Finally, arrange the nuc’s in a circle around the nursery hive, entrances facing inwards and remove the hive back to it’s place in the apiary. Any bees still in the hive will, on leaving, fly back to the place in the centre of the nuc’s which they have just vacated, as will any flying bees and from there, will find their way into the nuc’s. We know exactly when our new queens will emerge, in three days time, DAY 20, so just a case now of visiting our nuc’s before then, closing them up and removing them to their final location. The Cloake-Board method of queen rearing is an excellent method of producing top quality queens and if it’s not being used to produce nuc’s., can be repeated throughout the season. Provided you have given sufficient care to your grafting and observed the timing of the various manipulations, you can reasonably expect to achieve in the reason of 95% success.  Good luck!

* If you don’t fancy the idea of grafting your larvae, an alternative is to produce wax plugs containing your larvae which you affix to your cell frame in exactly the same way as the Doolittle cups. From then on, the method of rearing is exactly the same. To harvest the plugs you will need a short length of copper pipe or similar about 1/4″ in diameter. Having located your frame of suitable larvae it’s just a case of pressing the pipe down over a cell, twisting it and withdrawing the cell complete with larvae. All that is required now, is to remove the cell from the pipe, trim it to length and fix it to your cell frame.

 

 

 

 

 

JANUARY

Not much to report this month. A bout of food poisoning after Christmas pretty much kept me confined to the house until well past the middle of the month. Although I was happy with the stores situation in all of the hives going into Winter I decided to give them all a portion of fondant at the first opportunity and that wasn’t until half way through the third week. The weather for the first half of the month had been pretty grim but the morning of the 23rd looked quite promising so, armed with my fondant, I had already cut it into portions before leaving the house, I made my way to Mendip “C”. With the exception of hive one, there was quite a lot of activity at the entrances, so it was to one that I went first. Although hive one compared well with the others going into Winter, it was noticeable that the wasps were paying it a lot more attention than the others. Even with the entrance restricted down to one bee-space, the occupants seemed unable to keep the wasps out. As I said, hive one had plenty of stores and the numbers of bees compared well with the others but somehow the wasps had been able to detect a weakness with the colony and had obviously persisted with their attentions until they had weakened the colony beyond the point of collapse. The other hives and the two nuc’s. all looked in fine form. I only had the crown boards off for a moment but long enough to see plenty of bees clustering between the frames. I gave them all their fondant , boxed them up, and made my way back to the car. The sun had, by now, disappeared and with rain in the air, I decided to leave the meadow for another day and made my way home.
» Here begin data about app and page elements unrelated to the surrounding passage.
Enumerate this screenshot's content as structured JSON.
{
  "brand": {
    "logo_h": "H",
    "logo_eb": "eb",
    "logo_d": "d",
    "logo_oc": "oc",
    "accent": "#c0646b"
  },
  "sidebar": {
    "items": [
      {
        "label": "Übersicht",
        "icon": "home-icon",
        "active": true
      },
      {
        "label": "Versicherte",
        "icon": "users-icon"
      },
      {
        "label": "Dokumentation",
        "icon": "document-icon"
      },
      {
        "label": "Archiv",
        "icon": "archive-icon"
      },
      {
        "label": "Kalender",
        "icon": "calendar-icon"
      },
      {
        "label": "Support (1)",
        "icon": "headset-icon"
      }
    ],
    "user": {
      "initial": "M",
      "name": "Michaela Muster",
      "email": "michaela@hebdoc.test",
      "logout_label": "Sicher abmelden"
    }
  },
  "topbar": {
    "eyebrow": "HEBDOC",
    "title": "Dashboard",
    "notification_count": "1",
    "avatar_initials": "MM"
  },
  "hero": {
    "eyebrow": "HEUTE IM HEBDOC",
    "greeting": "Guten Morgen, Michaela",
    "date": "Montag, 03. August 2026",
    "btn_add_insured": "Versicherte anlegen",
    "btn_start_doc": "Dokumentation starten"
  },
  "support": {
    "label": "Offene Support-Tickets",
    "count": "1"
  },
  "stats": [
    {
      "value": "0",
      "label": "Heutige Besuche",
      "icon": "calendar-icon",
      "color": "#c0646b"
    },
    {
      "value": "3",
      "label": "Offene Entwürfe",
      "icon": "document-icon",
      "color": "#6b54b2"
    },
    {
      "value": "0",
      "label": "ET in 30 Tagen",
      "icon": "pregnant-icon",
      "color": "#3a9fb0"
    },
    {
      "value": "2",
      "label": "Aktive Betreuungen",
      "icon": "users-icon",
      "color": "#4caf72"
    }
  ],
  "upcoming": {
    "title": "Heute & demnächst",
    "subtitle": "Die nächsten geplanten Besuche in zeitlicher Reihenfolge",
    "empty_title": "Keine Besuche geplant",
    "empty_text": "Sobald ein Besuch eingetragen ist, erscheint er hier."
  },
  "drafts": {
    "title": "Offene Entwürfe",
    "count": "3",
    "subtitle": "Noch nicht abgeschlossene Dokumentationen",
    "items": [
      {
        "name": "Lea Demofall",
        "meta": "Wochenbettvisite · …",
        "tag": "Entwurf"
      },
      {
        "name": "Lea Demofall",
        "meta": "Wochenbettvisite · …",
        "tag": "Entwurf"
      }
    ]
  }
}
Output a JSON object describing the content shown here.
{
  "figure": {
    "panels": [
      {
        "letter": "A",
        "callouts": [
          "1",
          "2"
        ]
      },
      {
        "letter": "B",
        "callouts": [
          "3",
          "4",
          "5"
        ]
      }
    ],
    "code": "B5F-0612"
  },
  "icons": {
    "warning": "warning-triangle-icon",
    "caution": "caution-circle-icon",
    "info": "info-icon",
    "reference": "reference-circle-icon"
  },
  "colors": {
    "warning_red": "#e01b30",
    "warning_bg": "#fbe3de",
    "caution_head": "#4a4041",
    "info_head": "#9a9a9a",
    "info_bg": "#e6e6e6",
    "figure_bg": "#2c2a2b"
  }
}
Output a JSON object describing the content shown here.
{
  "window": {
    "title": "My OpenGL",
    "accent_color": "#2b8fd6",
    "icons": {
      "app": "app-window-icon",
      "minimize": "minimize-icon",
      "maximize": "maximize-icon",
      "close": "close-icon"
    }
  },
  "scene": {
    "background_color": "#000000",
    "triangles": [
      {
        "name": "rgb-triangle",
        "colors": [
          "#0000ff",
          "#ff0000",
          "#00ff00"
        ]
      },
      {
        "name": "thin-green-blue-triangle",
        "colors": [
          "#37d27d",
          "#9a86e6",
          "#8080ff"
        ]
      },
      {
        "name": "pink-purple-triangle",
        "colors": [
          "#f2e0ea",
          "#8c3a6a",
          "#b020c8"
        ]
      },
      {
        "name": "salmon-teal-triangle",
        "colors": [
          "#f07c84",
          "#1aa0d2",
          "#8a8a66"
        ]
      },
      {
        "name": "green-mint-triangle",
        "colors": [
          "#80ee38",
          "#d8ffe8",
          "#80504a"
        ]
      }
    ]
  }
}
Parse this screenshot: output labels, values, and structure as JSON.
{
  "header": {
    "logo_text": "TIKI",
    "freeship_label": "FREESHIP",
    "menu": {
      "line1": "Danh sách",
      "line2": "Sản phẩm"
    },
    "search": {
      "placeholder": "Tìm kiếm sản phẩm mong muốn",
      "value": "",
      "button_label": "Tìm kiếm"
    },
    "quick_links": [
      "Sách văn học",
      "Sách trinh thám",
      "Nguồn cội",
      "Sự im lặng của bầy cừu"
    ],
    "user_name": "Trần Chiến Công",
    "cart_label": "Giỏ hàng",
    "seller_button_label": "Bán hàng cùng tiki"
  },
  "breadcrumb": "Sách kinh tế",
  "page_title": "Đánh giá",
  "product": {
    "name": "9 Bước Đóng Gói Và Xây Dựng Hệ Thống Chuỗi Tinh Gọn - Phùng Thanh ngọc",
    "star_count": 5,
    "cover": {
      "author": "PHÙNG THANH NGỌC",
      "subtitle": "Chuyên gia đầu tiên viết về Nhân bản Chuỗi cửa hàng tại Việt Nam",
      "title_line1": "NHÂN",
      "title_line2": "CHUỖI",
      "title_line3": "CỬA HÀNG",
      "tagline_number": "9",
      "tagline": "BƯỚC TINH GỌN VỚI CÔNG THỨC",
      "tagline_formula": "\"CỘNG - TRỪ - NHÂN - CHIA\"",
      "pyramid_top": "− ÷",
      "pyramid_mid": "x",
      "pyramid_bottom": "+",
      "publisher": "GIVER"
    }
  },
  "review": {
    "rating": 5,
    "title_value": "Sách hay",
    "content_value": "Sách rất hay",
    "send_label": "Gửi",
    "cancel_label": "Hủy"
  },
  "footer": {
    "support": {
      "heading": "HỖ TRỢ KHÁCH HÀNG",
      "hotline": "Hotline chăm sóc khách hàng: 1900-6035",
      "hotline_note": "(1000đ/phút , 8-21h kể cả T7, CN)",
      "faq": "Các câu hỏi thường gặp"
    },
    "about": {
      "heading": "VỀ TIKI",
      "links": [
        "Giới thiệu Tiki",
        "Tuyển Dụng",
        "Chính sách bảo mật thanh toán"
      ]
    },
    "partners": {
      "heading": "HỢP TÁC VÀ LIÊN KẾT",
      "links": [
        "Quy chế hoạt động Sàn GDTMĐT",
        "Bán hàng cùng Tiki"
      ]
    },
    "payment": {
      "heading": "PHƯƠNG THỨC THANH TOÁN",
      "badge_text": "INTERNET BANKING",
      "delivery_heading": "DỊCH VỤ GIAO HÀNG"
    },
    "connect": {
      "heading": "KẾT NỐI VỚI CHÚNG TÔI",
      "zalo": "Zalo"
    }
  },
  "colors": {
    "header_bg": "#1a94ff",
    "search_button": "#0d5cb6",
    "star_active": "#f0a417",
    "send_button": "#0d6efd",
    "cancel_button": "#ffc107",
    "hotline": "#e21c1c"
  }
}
The weather for the next couple of days was pretty grim so it was nearly a week later that I was able to visit the meadow. Sadly, it was a similar picture there with one colony failing to over-winter. Like the colony at “C”, they had gone into Winter with plenty of bees and had emptied the Adams feeder full of syrup that they had received, this in addition to their own stores that they had already put down. It always saddens me to lose a colony, we try so hard to make sure that they are comfortable and well  prepared for Winter.

As soon as the weather permits I shall strip both hives. Whenever a colony fails I strip out all the frames which then have the comb removed for burning, before being scalded. The boxes are then scorched before receiving a coat of Cuprinol. This will be the case with both of these hives but not before hopefully, they have been able to shed some light on why they failed.